And one of the biggest lessons I have learned is about having a different perspective regarding the “bad” things that have happened to me. I don’t want to ramble on about the details but rather look at it as a general principle.
Here it is:
Bad things happen everyday. They cause us pain. They make us suffer. They bring us down. And sometimes, they destroy us.
And we often ask ourselves, why? Why me? What did I do wrong?
I think the answer is quite simple. We all have an idea of what our life should be. We have an image of what our careers should look like. We have a standard of what our partners should be. We have a template of what success should mean. When life does not suit what we have in mind, we feel hurt. We feel distressed.
But just because life gives us things that do not match our expectations, doesn’t mean we are bound to be unhappy. But our expectations, our imagination, our concept of happiness can be so little and so limited that we don’t see that greater things are at work. Call it divine intervention, higher power, destiny, power of manifestation, the universe, or mysticism, call it whatever. But we are just a spec of dust in the grand scheme of things. Just because we cannot see the path to happiness, or life has forced us to walk a different path that we would’ve hoped to be, doesn’t mean we are not headed there.
Let me say that again, just because life has forced us to take a path different from the path that we originally conceived of, doesn’t mean that the destinations are different.
We can sometimes be shortsighted.

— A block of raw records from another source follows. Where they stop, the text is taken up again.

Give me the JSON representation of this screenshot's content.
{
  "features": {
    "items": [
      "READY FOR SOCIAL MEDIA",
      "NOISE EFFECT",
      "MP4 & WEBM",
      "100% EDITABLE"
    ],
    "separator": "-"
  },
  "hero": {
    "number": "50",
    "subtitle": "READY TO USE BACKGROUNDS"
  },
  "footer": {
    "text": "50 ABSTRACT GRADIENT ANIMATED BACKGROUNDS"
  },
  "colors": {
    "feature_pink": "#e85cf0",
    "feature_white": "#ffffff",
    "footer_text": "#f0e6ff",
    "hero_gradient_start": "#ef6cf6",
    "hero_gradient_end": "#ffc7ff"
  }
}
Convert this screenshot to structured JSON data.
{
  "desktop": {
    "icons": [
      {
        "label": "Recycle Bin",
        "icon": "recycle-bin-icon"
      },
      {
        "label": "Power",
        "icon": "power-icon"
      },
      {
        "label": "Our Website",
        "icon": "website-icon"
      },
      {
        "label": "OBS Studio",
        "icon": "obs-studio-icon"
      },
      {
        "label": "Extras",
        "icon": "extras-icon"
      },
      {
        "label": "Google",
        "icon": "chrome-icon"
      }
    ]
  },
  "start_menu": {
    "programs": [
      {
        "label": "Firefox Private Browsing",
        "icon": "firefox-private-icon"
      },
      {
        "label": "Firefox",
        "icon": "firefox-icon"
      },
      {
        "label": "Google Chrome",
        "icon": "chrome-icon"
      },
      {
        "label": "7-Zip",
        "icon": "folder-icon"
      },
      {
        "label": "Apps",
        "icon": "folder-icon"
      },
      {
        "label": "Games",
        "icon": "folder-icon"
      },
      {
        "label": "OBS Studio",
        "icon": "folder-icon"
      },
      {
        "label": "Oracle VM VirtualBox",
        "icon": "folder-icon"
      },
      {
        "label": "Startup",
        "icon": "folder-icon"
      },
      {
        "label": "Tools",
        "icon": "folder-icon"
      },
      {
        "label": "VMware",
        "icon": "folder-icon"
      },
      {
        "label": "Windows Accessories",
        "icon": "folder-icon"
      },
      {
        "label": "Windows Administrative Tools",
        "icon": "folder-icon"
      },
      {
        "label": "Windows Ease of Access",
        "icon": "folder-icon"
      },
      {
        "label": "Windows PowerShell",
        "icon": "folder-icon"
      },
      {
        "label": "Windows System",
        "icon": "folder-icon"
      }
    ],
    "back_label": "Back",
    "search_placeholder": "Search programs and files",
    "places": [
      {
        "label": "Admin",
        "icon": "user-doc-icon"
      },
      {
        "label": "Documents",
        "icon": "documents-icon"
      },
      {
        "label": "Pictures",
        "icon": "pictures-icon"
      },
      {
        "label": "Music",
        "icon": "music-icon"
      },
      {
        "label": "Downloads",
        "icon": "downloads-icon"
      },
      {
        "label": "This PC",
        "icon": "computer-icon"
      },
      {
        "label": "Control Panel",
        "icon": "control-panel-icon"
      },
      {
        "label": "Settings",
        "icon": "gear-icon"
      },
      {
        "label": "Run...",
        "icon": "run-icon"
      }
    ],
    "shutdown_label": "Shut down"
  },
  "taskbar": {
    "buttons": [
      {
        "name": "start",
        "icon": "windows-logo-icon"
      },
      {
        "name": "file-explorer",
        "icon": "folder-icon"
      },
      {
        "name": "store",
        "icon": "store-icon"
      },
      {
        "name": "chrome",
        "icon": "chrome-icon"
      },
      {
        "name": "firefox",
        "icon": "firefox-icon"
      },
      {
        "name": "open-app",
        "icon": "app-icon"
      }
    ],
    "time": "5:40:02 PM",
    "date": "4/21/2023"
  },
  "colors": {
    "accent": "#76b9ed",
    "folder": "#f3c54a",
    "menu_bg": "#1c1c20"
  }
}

Bad things happen for a reason. Maybe that reason is simply us resisting the happiness that we are too dumb to foretell.